A recent interview given to Deutsche Welle by Conservative People’s Party (EKRE) member Martin Helme is just one problem had by the Center Party in forming a coalition with EKRE and Isamaa.
We know by today that Helme was not telling the truth when asked about his interview to Tim Sebastian. Helme, who describes several of EKRE’s more colorful positions in the interview, said he gave the interview immediately following elections, when EKRE was not yet part of coalition talks. The elections took place on March 3. The interview was conducted from 11 a.m. to 11.35 a.m. on March 11. The press believes the decision to pursue a Center-EKRE-Isamaa coalition was made on Election Night, and it is very unlikely that deputy chairman Martin Helme was still unaware of it on March 11. And finally: why should fundamental positions change in any event?
Postimees’ poll not enough to sway party leaders
The fact that a Kantar Emor poll published by Postimees found that the coalition currently being pursued by Center is the least popular option in society merited the following comment from PM Jüri Ratas yesterday: “Center’s voters will judge the coalition based on how successful the party is in representing its voters.” That is easier to do in a coalition, Ratas finds. Minister of Justice Urmas Reinsalu (Isamaa) ridiculed polls and recalled by how much they missed the mark before elections. “A tree is known for its fruit,” he said in support of Ratas. “Assessments can be given to the political heading the coalition will manage to agree on.”
Reinsalu said that he understands concerns people might have regarding the coalition currently being negotiated: “The new government will not have social legitimacy if it cannot manage these concerns,” the minister said. Reinsalu then recalled a conversation with a US diplomat who allegedly said that they understand that political campaign rhetoric is one thing, while perception of political responsibility once you’ve won is another entirely. The statement supports Isamaa leader Helir-Valdor Seeder’s conviction, repeated on several occasions, that EKRE will change its political rhetoric and policy once it is part of the government.
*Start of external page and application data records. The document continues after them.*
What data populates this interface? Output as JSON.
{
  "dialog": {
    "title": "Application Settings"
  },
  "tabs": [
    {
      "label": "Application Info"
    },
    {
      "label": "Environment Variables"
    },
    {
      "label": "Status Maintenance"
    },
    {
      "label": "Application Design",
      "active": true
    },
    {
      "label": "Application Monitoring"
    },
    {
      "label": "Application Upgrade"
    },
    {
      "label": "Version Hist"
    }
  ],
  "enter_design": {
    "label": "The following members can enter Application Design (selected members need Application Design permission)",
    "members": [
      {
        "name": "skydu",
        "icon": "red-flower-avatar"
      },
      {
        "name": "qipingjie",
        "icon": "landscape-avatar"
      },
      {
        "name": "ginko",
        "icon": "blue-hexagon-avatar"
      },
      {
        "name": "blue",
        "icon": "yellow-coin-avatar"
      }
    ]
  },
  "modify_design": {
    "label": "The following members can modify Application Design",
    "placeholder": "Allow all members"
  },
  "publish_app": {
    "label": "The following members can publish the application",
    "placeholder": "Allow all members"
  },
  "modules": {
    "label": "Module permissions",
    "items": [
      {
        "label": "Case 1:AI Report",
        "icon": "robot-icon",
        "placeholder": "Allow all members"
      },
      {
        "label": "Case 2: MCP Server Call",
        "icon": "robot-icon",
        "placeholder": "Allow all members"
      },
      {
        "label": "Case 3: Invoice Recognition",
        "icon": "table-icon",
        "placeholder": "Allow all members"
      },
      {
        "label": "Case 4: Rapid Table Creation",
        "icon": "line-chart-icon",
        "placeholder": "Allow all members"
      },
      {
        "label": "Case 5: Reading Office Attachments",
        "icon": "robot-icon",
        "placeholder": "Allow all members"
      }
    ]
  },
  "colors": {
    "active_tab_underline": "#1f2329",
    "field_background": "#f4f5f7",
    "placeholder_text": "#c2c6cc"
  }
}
Chairman of EKRE’s council Urmas Reitelmann told Delfi ironically that once the registered partnership act is repealed, there really will be no more reason to talk about it. EKRE leader Mart Helme has repeatedly said he is no softy, and that there is no army in the world than can turn him into one. Let us recall how all three parties believed it necessary to assure the public that Estonia is not planning to leave the EU and NATO in the first stage of talks. The fact this needed to be discussed in the first place is telling. Ratas said on several occasions during the government press conference that Estonia’s foreign policy has not been reevaluated.
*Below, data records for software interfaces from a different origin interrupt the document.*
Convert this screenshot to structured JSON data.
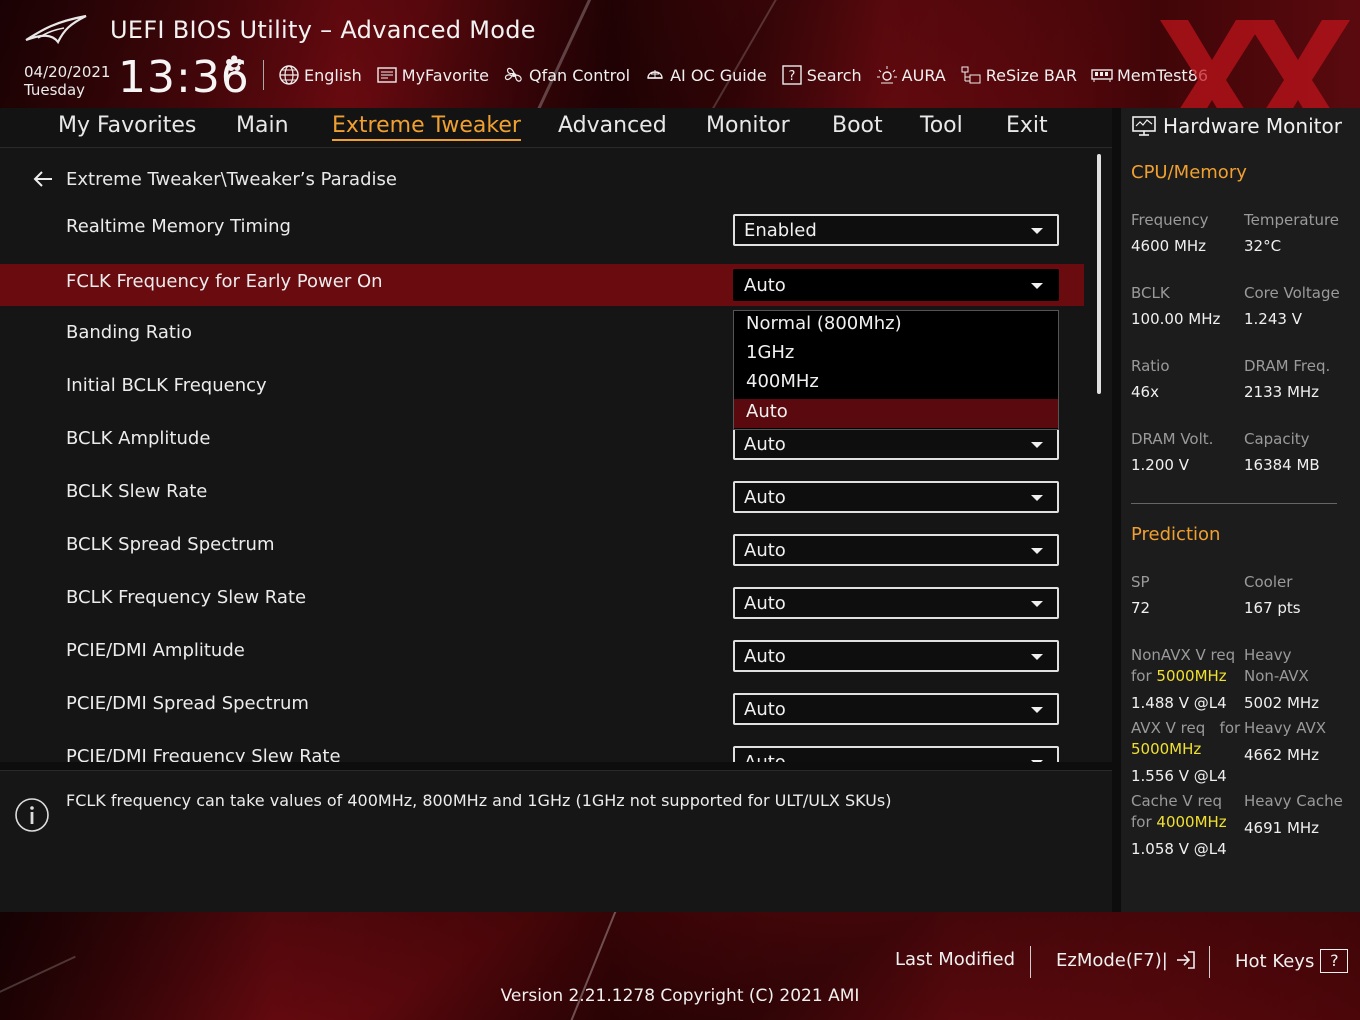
{
  "app": {
    "title": "UEFI BIOS Utility – Advanced Mode",
    "date": "04/20/2021",
    "day": "Tuesday",
    "time": "13:36"
  },
  "toolbar": [
    {
      "label": "English",
      "icon": "globe-icon"
    },
    {
      "label": "MyFavorite",
      "icon": "favorite-icon"
    },
    {
      "label": "Qfan Control",
      "icon": "fan-icon"
    },
    {
      "label": "AI OC Guide",
      "icon": "ai-oc-icon"
    },
    {
      "label": "Search",
      "icon": "search-icon"
    },
    {
      "label": "AURA",
      "icon": "aura-icon"
    },
    {
      "label": "ReSize BAR",
      "icon": "resize-bar-icon"
    },
    {
      "label": "MemTest86",
      "icon": "memtest-icon"
    }
  ],
  "tabs": [
    "My Favorites",
    "Main",
    "Extreme Tweaker",
    "Advanced",
    "Monitor",
    "Boot",
    "Tool",
    "Exit"
  ],
  "active_tab": "Extreme Tweaker",
  "breadcrumb": "Extreme Tweaker\\Tweaker’s Paradise",
  "settings": [
    {
      "label": "Realtime Memory Timing",
      "value": "Enabled"
    },
    {
      "label": "FCLK Frequency for Early Power On",
      "value": "Auto",
      "selected": true
    },
    {
      "label": "Banding Ratio",
      "value": ""
    },
    {
      "label": "Initial BCLK Frequency",
      "value": ""
    },
    {
      "label": "BCLK Amplitude",
      "value": "Auto"
    },
    {
      "label": "BCLK Slew Rate",
      "value": "Auto"
    },
    {
      "label": "BCLK Spread Spectrum",
      "value": "Auto"
    },
    {
      "label": "BCLK Frequency Slew Rate",
      "value": "Auto"
    },
    {
      "label": "PCIE/DMI Amplitude",
      "value": "Auto"
    },
    {
      "label": "PCIE/DMI Spread Spectrum",
      "value": "Auto"
    },
    {
      "label": "PCIE/DMI Frequency Slew Rate",
      "value": "Auto"
    }
  ],
  "dropdown": {
    "options": [
      "Normal (800Mhz)",
      "1GHz",
      "400MHz",
      "Auto"
    ],
    "active": "Auto"
  },
  "help_text": "FCLK frequency can take values of 400MHz, 800MHz  and 1GHz (1GHz not supported for ULT/ULX SKUs)",
  "hw_monitor": {
    "title": "Hardware Monitor",
    "cpu_memory": {
      "heading": "CPU/Memory",
      "frequency_label": "Frequency",
      "frequency": "4600 MHz",
      "temperature_label": "Temperature",
      "temperature": "32°C",
      "bclk_label": "BCLK",
      "bclk": "100.00 MHz",
      "core_voltage_label": "Core Voltage",
      "core_voltage": "1.243 V",
      "ratio_label": "Ratio",
      "ratio": "46x",
      "dram_freq_label": "DRAM Freq.",
      "dram_freq": "2133 MHz",
      "dram_volt_label": "DRAM Volt.",
      "dram_volt": "1.200 V",
      "capacity_label": "Capacity",
      "capacity": "16384 MB"
    },
    "prediction": {
      "heading": "Prediction",
      "sp_label": "SP",
      "sp": "72",
      "cooler_label": "Cooler",
      "cooler": "167 pts",
      "nonavx_label_a": "NonAVX V req",
      "nonavx_label_for": "for",
      "nonavx_freq": "5000MHz",
      "nonavx_value": "1.488 V @L4",
      "heavy_nonavx_label_a": "Heavy",
      "heavy_nonavx_label_b": "Non-AVX",
      "heavy_nonavx": "5002 MHz",
      "avx_label_a": "AVX V req",
      "avx_label_for": "for",
      "avx_freq": "5000MHz",
      "avx_value": "1.556 V @L4",
      "heavy_avx_label": "Heavy AVX",
      "heavy_avx": "4662 MHz",
      "cache_label_a": "Cache V req",
      "cache_label_for": "for",
      "cache_freq": "4000MHz",
      "cache_value": "1.058 V @L4",
      "heavy_cache_label": "Heavy Cache",
      "heavy_cache": "4691 MHz"
    }
  },
  "footer": {
    "last_modified": "Last Modified",
    "ezmode": "EzMode(F7)|",
    "hotkeys": "Hot Keys",
    "hotkeys_key": "?",
    "version": "Version 2.21.1278 Copyright (C) 2021 AMI"
  },
  "colors": {
    "accent": "#f0a030",
    "highlight": "#f0e030",
    "selected_row": "#6a0b10",
    "dropdown_active": "#5a0a0e"
  }
}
Mikser: disappointment understandable
Foreign Minister Sven Mikser (SDE) did little to hide his irony and bitterness both as concerns the Center-EKRE-Isamaa alliance and explanations given by Reinsalu and Ratas. “Expectations of voters are tied to what candidates promise leading up to elections, as well as how successful they are at making good on those promises. Disappointment among important voter groups is understandable. This coalition has not been formed yet, it can still be avoided,” Mikser said.
Mikser also touched on EKRE politician Ruuben Kaalep’s interview to “Postimees Live” that, rumor has it, has caused quite a lot of irritation inside the national conservative party. “When I read deliberations over whether the leader of one of the worst regimes in history was the greatest or merely a great commander, I perceive a considerable conflict of messages,” he said. “I consider Genghis Khan and Alexander the Great as the greatest military commanders in history,” future MP Ruuben Kaalep said in the interview. “Hitler was rather a good commander in the context of WWII.”
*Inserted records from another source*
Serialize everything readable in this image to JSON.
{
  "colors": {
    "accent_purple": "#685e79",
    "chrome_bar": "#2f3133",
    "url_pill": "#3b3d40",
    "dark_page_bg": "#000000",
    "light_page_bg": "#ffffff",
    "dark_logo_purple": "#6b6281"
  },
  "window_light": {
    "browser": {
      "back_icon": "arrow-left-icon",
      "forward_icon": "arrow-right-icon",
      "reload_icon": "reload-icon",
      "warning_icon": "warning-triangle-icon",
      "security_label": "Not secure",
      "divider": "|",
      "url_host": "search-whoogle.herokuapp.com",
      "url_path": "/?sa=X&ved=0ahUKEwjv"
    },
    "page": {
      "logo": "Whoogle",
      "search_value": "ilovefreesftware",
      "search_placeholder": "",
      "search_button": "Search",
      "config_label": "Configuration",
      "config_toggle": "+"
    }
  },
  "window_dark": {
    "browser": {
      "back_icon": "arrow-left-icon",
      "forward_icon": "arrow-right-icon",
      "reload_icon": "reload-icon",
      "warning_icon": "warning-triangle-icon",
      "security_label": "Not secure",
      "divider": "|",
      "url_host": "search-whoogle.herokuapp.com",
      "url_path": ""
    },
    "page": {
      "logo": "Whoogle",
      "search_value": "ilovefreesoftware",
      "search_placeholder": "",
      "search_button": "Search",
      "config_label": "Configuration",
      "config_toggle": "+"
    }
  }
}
What did Martin Helme tell Deutsche Welle?
Polls show that 75 percent of Estonians believe the Schengen agreement has more pros than cons.
You only make one mistake. Our actions are not based on results of polls.
So, you stand outside of the mainstream?
We are the mainstream in Estonia.
Really? By barking at the European Union, accusing it of becoming totalitarian?
Is it not so? People do not like the European Union.
71 percent of people were optimistic in terms of the future of the EU. 66 percent found it to be a safe place in a turbulent world. Sounds like they do like it.
And who ordered the poll?
Of course. The EU asking: do you like me? You get the answer you seek.
Economic indicators are beyond doubt? Estonia’s GDP grew by 4.9 percent in 2017. /--/ It shows that the EU has had a positive effect on your economy.
It absolutely has not.
It is not a good result?
Did you notice the 20-percent recession in 2009 and 2010? 20 percent!
The economy was sliding everywhere then.
Yes, but we lost the most. We had it worst in the entire EU.
Yes, but where are you now?
Do you really mean to tell me the EU is stable? In that case, we live in different worlds.
You’re comparing it to the Soviet Union?
Exactly. I remember the Soviet Union. People who have not lived under Soviet rule might not notice these trends, but they are irrefutable.